Segment Open

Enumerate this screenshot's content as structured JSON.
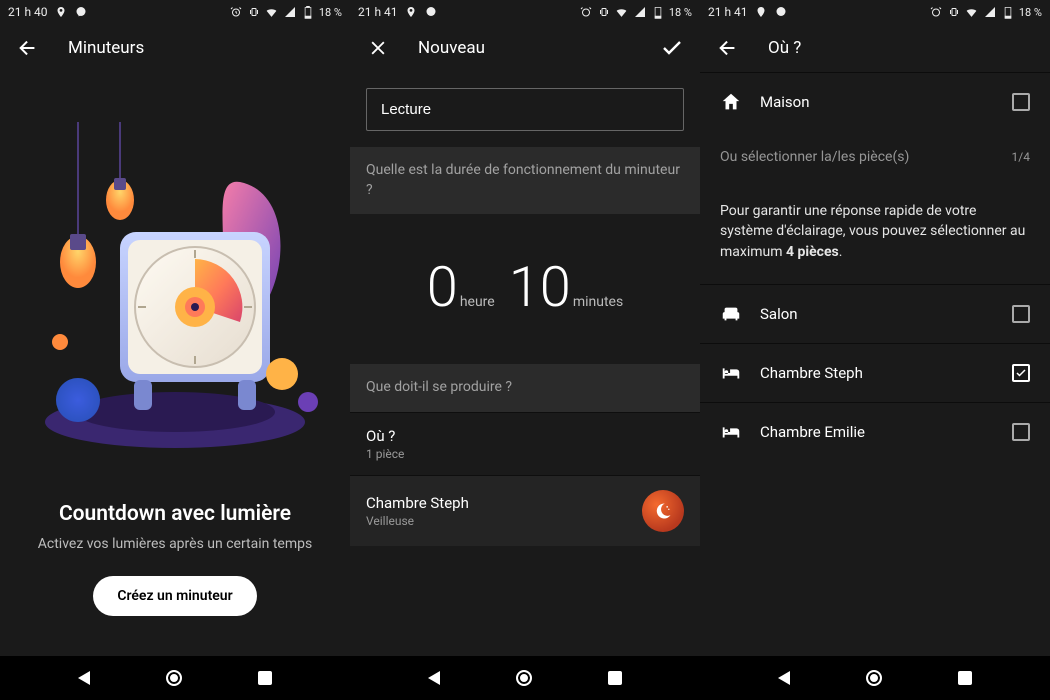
{
  "status": {
    "times": [
      "21 h 40",
      "21 h 41",
      "21 h 41"
    ],
    "battery": "18 %"
  },
  "screen1": {
    "title": "Minuteurs",
    "headline": "Countdown avec lumière",
    "sub": "Activez vos lumières après un certain temps",
    "cta": "Créez un minuteur"
  },
  "screen2": {
    "title": "Nouveau",
    "input_value": "Lecture",
    "duration_q": "Quelle est la durée de fonctionnement du minuteur ?",
    "hours": "0",
    "hours_unit": "heure",
    "minutes": "10",
    "minutes_unit": "minutes",
    "action_q": "Que doit-il se produire ?",
    "where_label": "Où ?",
    "where_sub": "1 pièce",
    "room": "Chambre Steph",
    "room_sub": "Veilleuse"
  },
  "screen3": {
    "title": "Où ?",
    "home": "Maison",
    "select_label": "Ou sélectionner la/les pièce(s)",
    "count": "1/4",
    "info_a": "Pour garantir une réponse rapide de votre système d'éclairage, vous pouvez sélectionner au maximum ",
    "info_b": "4 pièces",
    "info_c": ".",
    "rooms": [
      {
        "name": "Salon",
        "checked": false,
        "icon": "sofa"
      },
      {
        "name": "Chambre Steph",
        "checked": true,
        "icon": "bed"
      },
      {
        "name": "Chambre Emilie",
        "checked": false,
        "icon": "bed"
      }
    ]
  }
}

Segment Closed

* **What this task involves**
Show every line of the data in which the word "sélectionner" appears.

* **Solution to the problem**
    "select_label": "Ou sélectionner la/les pièce(s)",
    "info_a": "Pour garantir une réponse rapide de votre système d'éclairage, vous pouvez sélectionner au maximum ",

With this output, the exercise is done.